DATA SUPPLIED Block Start

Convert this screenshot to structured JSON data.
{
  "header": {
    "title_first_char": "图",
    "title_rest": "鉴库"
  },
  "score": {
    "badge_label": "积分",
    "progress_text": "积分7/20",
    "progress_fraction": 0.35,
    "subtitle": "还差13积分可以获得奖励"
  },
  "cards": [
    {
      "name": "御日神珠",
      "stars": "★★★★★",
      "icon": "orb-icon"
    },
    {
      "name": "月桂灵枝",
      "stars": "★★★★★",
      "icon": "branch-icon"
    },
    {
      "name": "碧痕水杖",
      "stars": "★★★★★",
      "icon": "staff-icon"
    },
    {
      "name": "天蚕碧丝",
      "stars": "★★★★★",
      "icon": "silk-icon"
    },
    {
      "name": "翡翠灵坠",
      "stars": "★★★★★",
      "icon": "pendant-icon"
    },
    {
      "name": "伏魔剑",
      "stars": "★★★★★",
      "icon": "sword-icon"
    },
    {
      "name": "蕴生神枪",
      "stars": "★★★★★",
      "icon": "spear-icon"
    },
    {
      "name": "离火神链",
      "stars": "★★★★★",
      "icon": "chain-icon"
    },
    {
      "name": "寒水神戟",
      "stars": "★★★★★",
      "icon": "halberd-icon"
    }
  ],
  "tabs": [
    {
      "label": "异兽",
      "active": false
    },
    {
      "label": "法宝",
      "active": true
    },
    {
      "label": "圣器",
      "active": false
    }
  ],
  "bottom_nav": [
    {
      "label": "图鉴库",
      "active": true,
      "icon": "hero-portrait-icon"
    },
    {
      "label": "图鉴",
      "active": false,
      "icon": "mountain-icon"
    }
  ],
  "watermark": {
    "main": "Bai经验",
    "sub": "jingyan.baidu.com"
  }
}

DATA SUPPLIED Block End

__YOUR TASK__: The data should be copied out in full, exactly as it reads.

__THE ANSWER__:
Convert this screenshot to structured JSON data.
{
  "header": {
    "title_first_char": "图",
    "title_rest": "鉴库"
  },
  "score": {
    "badge_label": "积分",
    "progress_text": "积分7/20",
    "progress_fraction": 0.35,
    "subtitle": "还差13积分可以获得奖励"
  },
  "cards": [
    {
      "name": "御日神珠",
      "stars": "★★★★★",
      "icon": "orb-icon"
    },
    {
      "name": "月桂灵枝",
      "stars": "★★★★★",
      "icon": "branch-icon"
    },
    {
      "name": "碧痕水杖",
      "stars": "★★★★★",
      "icon": "staff-icon"
    },
    {
      "name": "天蚕碧丝",
      "stars": "★★★★★",
      "icon": "silk-icon"
    },
    {
      "name": "翡翠灵坠",
      "stars": "★★★★★",
      "icon": "pendant-icon"
    },
    {
      "name": "伏魔剑",
      "stars": "★★★★★",
      "icon": "sword-icon"
    },
    {
      "name": "蕴生神枪",
      "stars": "★★★★★",
      "icon": "spear-icon"
    },
    {
      "name": "离火神链",
      "stars": "★★★★★",
      "icon": "chain-icon"
    },
    {
      "name": "寒水神戟",
      "stars": "★★★★★",
      "icon": "halberd-icon"
    }
  ],
  "tabs": [
    {
      "label": "异兽",
      "active": false
    },
    {
      "label": "法宝",
      "active": true
    },
    {
      "label": "圣器",
      "active": false
    }
  ],
  "bottom_nav": [
    {
      "label": "图鉴库",
      "active": true,
      "icon": "hero-portrait-icon"
    },
    {
      "label": "图鉴",
      "active": false,
      "icon": "mountain-icon"
    }
  ],
  "watermark": {
    "main": "Bai经验",
    "sub": "jingyan.baidu.com"
  }
}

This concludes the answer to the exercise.